Find and copy each line of the records where the string "JSON" shows up.

(Collection entries)
-----

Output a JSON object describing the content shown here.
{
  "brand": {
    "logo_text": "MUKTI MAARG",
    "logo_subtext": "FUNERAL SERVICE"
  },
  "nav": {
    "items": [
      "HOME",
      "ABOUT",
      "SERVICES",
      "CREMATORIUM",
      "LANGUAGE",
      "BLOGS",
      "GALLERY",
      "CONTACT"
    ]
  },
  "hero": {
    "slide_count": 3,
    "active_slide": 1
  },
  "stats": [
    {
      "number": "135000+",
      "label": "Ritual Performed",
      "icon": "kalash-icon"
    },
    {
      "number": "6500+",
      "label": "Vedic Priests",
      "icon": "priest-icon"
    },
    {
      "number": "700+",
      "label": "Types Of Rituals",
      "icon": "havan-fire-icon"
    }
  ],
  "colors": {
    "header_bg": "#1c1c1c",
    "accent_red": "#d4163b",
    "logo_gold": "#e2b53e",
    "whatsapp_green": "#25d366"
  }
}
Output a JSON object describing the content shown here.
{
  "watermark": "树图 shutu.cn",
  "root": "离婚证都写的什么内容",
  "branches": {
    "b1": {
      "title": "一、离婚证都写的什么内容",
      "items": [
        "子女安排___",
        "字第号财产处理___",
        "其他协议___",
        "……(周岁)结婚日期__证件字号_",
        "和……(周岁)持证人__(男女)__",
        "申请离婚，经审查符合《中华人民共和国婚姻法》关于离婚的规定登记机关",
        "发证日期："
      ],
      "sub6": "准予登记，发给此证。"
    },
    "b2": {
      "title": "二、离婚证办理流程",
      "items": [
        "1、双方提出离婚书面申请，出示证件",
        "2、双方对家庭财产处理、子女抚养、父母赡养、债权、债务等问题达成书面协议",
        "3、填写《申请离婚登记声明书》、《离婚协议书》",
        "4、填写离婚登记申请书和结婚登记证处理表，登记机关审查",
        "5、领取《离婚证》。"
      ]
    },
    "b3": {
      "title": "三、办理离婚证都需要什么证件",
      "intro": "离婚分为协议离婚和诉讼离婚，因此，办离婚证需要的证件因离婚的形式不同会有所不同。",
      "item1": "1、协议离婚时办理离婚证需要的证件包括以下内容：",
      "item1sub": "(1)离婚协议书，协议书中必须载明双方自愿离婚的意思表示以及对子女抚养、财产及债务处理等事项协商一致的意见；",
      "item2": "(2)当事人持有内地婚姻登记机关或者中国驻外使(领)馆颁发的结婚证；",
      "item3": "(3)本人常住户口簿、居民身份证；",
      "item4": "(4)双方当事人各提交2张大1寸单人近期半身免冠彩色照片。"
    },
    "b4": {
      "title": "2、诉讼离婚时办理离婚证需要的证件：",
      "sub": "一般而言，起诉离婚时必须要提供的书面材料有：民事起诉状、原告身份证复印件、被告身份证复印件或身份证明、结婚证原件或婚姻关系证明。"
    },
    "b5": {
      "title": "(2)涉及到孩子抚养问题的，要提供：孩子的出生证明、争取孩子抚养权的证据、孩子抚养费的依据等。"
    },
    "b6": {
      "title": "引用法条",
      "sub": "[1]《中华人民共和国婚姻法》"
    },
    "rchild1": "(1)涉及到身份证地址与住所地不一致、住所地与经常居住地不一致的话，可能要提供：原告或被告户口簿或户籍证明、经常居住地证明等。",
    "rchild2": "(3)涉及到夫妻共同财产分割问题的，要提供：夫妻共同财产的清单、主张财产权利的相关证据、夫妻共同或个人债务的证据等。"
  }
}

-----

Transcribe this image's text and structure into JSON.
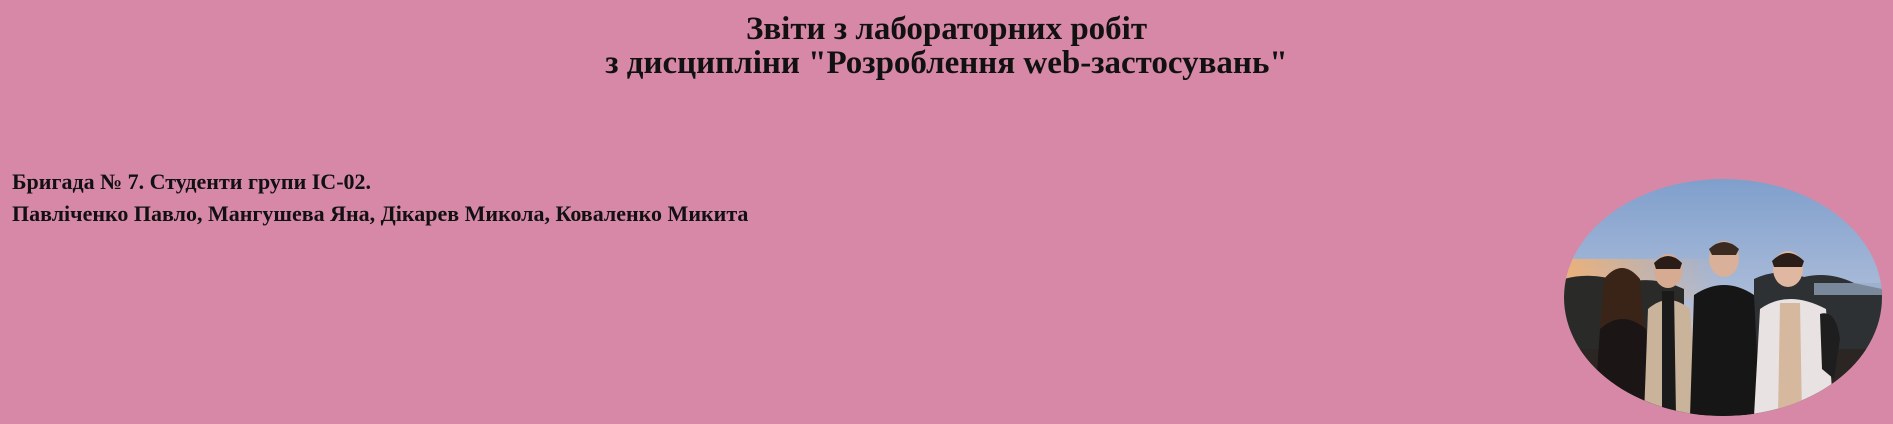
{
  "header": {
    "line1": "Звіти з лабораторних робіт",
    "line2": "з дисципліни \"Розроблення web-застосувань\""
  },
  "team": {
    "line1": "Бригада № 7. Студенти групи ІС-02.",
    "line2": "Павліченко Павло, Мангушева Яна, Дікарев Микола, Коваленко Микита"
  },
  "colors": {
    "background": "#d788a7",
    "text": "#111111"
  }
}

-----

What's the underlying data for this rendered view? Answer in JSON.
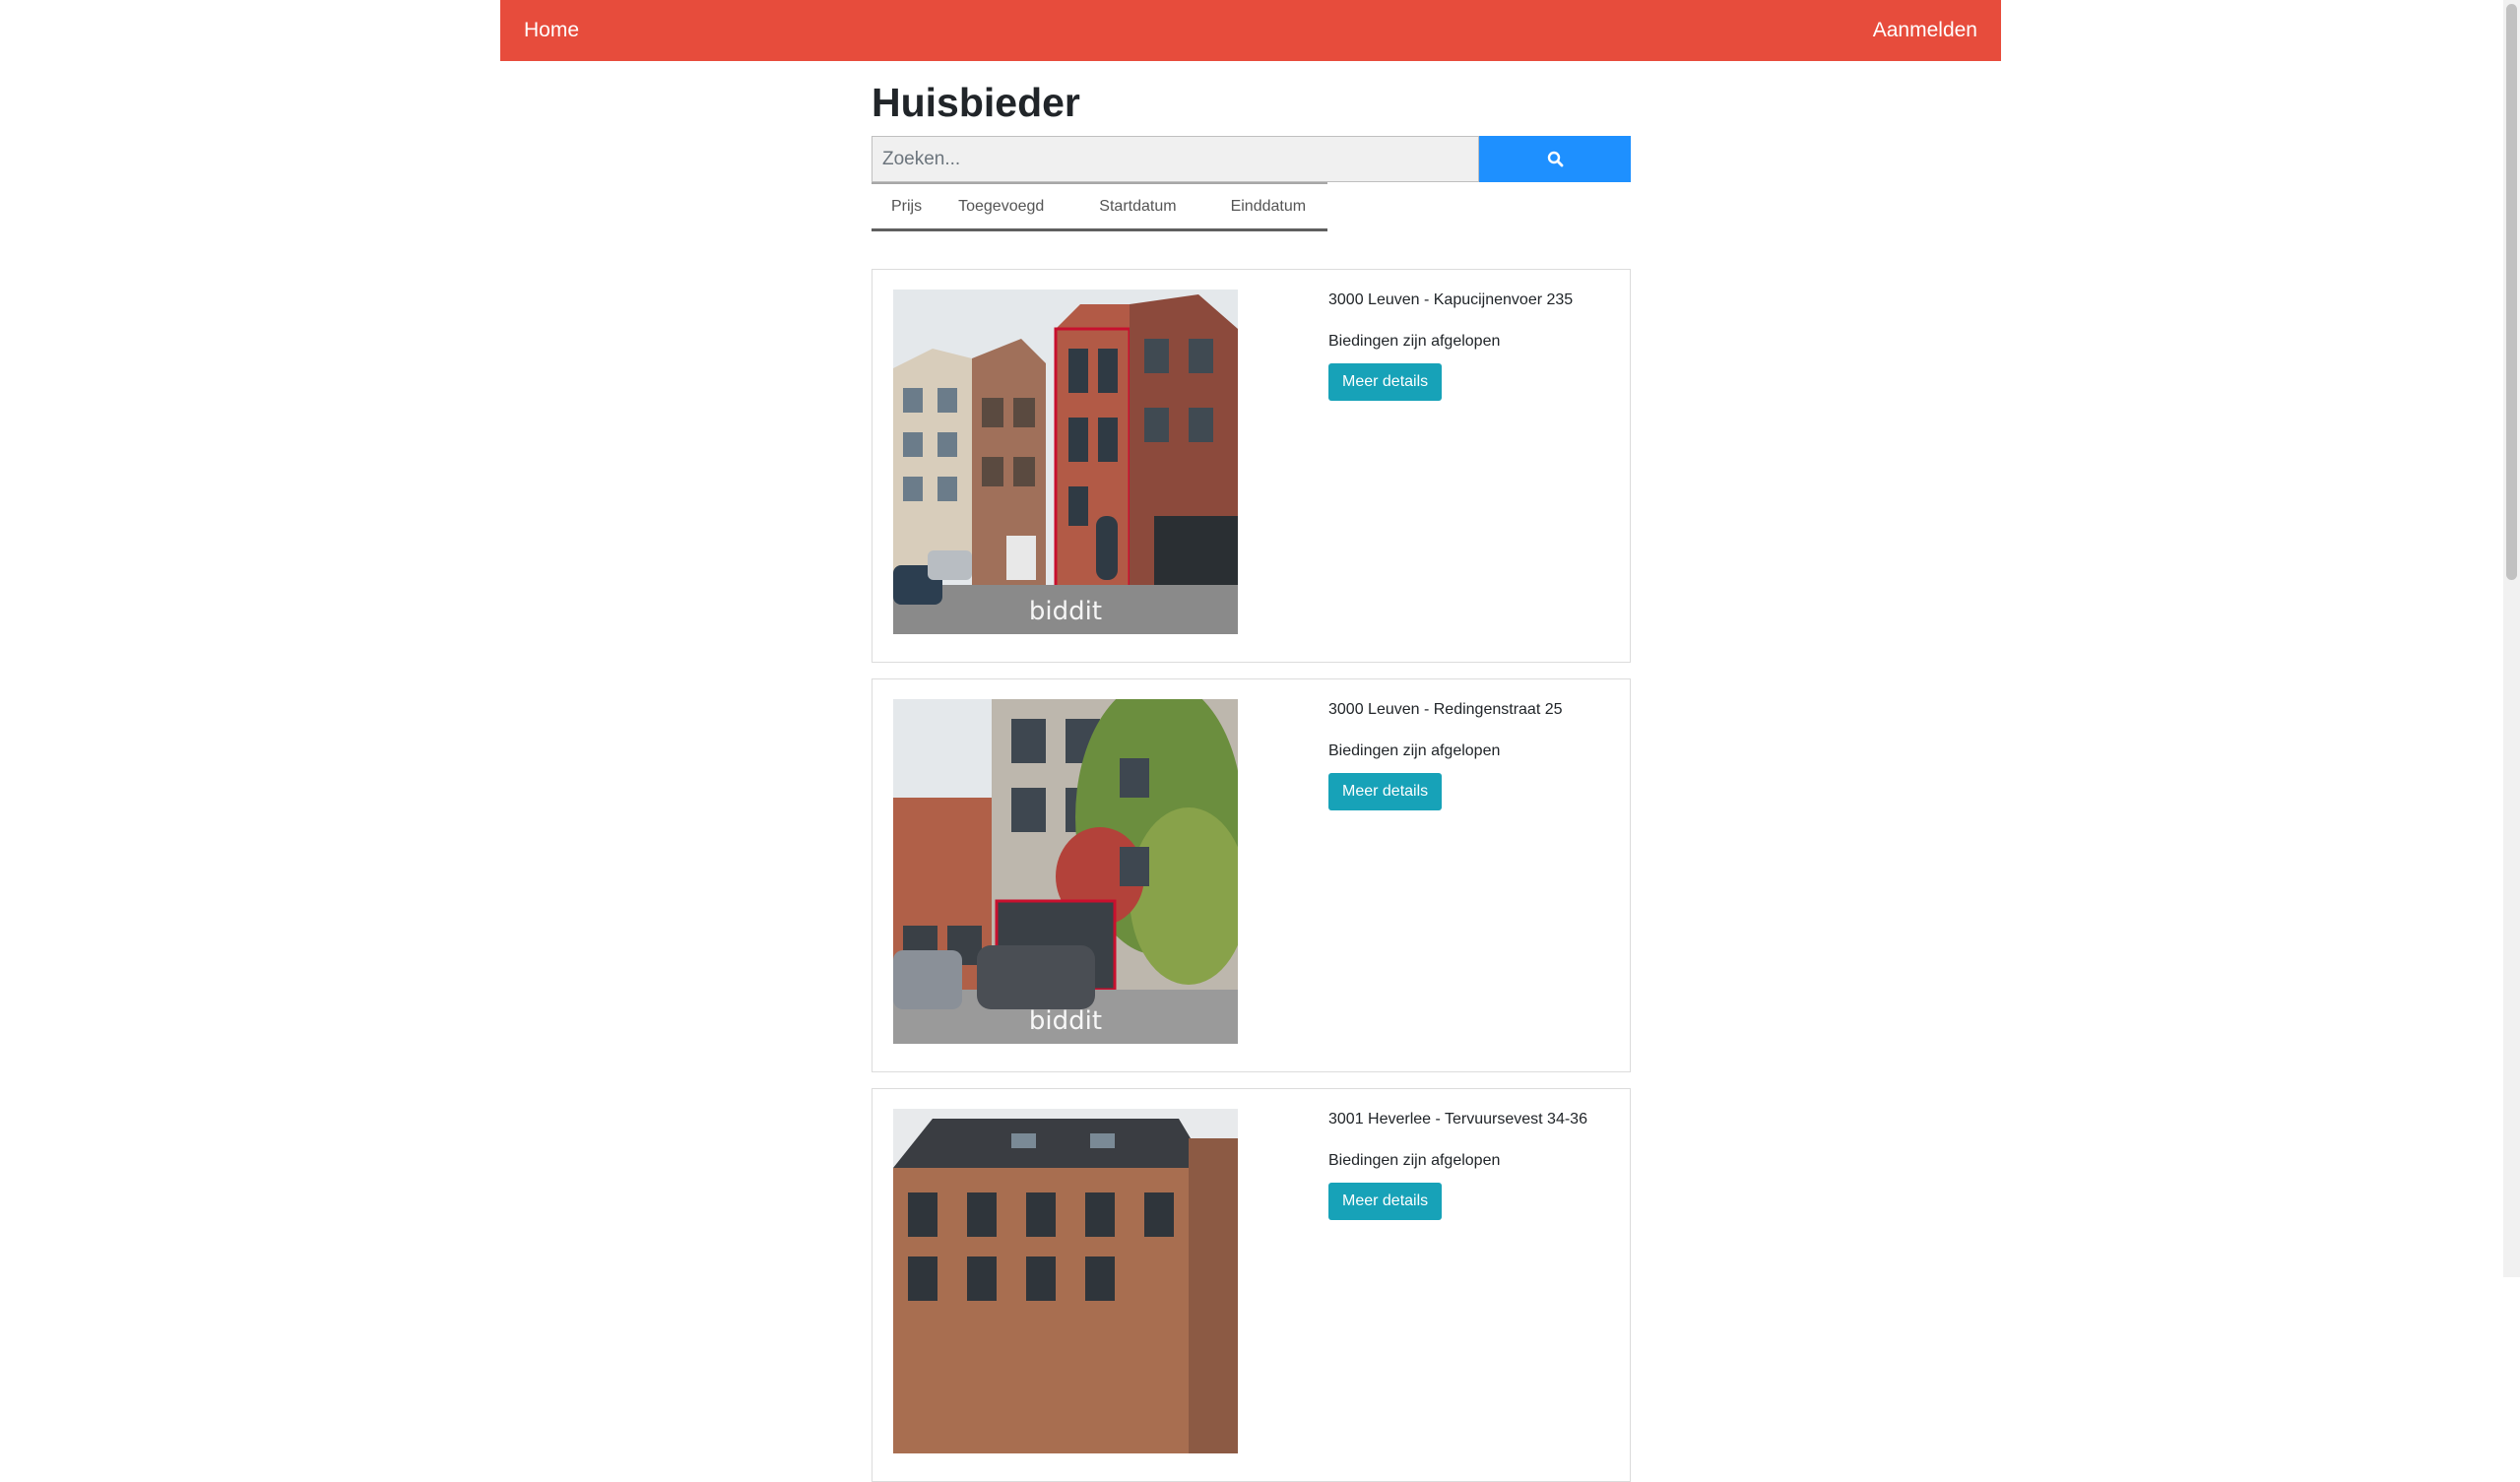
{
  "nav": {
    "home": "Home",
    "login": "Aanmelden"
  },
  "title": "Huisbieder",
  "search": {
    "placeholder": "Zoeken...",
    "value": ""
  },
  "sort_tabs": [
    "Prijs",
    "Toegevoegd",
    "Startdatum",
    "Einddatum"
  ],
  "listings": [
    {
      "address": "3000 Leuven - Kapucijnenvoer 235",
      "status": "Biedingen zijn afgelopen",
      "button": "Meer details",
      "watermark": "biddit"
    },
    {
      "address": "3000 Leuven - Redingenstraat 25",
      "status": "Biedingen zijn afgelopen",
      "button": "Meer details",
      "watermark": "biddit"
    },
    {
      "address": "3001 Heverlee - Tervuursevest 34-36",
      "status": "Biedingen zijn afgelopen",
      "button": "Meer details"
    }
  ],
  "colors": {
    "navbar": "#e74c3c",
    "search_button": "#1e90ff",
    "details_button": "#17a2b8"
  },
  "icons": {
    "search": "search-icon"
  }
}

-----

§ Task response
Output a JSON object describing the content shown here.
Output a JSON object describing the content shown here.
Transcribe this image's text and structure into JSON.
What's the underlying data for this rendered view? Answer in JSON.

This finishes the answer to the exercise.